» **Input data**:
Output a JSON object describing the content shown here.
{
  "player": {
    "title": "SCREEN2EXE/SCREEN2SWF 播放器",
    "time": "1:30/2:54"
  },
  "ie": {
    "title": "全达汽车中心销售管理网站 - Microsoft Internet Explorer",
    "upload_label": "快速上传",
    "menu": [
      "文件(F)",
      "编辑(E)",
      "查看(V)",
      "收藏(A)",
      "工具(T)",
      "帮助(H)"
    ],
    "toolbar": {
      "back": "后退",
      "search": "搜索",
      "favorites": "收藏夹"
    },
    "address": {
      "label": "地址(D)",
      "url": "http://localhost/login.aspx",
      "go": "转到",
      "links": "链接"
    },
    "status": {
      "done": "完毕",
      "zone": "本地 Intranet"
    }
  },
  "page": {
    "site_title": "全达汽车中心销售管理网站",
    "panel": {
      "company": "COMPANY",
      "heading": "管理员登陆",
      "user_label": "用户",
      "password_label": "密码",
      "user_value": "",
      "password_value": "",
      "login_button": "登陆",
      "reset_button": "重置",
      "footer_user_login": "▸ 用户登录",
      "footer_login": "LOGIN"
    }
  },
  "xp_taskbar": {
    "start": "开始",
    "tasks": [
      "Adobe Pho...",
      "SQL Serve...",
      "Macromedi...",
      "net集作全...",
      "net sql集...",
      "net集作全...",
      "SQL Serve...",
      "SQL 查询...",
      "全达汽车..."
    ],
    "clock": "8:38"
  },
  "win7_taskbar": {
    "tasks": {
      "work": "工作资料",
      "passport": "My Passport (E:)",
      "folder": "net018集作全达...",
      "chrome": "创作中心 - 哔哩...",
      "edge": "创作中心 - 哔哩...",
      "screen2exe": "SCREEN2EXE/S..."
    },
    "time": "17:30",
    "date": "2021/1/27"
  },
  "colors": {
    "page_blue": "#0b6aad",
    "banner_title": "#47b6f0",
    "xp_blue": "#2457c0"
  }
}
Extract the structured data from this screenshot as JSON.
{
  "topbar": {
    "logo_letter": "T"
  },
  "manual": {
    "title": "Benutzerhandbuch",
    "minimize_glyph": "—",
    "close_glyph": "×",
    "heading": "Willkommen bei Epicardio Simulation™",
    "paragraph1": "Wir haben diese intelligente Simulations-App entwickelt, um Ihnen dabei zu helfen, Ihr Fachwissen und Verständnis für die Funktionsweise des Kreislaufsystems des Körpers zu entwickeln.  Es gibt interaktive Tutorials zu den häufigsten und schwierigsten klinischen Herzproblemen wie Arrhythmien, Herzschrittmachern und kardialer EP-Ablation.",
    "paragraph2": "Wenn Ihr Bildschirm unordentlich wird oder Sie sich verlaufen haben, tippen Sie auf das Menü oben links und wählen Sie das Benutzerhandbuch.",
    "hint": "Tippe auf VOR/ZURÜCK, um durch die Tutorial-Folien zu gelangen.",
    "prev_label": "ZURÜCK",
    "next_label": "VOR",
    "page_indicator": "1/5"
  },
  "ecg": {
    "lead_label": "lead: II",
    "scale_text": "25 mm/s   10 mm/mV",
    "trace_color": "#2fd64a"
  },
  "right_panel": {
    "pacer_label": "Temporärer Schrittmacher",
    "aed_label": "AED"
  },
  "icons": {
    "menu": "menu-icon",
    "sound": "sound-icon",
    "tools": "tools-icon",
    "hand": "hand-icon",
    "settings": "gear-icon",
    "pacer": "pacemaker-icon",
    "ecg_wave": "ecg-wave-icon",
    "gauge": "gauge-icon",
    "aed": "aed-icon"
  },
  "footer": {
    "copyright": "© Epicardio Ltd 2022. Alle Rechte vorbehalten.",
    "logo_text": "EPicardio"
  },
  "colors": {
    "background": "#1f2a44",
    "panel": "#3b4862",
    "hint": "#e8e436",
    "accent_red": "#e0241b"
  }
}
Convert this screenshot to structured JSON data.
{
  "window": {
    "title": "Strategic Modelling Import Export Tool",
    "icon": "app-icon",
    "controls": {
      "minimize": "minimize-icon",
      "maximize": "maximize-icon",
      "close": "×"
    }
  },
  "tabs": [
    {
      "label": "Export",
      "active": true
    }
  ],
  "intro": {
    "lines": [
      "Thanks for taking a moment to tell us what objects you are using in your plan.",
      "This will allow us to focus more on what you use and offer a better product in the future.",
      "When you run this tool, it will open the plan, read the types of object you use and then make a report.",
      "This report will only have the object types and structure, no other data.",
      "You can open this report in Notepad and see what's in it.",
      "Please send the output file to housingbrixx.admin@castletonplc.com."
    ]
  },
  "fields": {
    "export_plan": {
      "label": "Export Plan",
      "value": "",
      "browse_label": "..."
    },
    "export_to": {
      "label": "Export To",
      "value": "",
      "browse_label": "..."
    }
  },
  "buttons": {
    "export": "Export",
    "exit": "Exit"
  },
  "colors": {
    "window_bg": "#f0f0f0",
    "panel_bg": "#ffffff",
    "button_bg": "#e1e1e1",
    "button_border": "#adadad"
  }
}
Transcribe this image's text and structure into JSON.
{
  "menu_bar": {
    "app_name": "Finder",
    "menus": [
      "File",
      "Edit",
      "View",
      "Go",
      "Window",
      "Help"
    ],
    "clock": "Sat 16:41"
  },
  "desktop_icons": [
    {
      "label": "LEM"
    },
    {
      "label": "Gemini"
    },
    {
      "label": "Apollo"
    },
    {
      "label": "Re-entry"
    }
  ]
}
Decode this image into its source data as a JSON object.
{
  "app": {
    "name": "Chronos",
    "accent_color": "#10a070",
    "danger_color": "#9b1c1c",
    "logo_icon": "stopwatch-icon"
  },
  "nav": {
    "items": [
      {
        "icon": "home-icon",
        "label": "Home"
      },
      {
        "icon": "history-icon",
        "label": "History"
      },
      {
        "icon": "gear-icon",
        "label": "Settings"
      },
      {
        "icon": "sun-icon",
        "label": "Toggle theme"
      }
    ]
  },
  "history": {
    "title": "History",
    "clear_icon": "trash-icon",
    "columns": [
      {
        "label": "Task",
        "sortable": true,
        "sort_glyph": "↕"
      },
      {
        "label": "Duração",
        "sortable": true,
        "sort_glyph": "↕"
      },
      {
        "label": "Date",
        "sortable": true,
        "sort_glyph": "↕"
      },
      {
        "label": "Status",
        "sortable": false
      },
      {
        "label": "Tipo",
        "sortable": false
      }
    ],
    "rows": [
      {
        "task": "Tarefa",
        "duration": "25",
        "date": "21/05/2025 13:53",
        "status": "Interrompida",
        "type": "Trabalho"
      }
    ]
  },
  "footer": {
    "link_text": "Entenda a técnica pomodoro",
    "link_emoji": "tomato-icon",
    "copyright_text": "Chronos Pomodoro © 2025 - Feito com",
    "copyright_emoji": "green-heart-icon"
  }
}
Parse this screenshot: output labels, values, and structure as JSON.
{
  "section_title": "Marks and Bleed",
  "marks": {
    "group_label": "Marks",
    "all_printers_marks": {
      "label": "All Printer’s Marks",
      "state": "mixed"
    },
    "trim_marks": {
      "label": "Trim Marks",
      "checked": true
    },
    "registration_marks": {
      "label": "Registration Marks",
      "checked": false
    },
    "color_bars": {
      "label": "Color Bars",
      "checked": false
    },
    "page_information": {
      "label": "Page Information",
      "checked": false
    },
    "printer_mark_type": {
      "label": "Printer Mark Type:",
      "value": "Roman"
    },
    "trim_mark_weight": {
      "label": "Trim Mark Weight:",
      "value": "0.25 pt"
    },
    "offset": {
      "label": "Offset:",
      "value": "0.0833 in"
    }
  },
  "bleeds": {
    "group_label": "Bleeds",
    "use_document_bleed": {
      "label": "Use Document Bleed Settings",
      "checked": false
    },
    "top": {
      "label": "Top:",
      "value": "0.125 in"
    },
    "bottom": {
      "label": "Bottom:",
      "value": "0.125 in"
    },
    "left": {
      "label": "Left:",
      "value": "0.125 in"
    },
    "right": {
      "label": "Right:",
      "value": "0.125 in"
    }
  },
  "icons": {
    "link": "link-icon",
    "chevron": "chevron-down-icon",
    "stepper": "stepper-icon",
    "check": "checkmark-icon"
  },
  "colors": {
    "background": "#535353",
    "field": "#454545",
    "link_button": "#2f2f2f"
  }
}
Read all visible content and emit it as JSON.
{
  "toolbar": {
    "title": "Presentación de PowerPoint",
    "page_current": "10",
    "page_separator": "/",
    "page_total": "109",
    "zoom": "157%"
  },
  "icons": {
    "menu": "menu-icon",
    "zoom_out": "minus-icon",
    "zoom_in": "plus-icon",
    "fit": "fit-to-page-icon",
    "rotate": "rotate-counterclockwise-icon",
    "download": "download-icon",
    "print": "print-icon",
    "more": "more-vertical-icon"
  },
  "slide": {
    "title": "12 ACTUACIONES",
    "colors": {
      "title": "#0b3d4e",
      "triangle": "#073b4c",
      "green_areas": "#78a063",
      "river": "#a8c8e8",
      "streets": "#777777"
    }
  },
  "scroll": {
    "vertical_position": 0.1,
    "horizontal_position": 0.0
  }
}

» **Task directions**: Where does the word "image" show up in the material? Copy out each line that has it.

» **Solution**:
Transcribe this image's text and structure into JSON.
Decode this image into its source data as a JSON object.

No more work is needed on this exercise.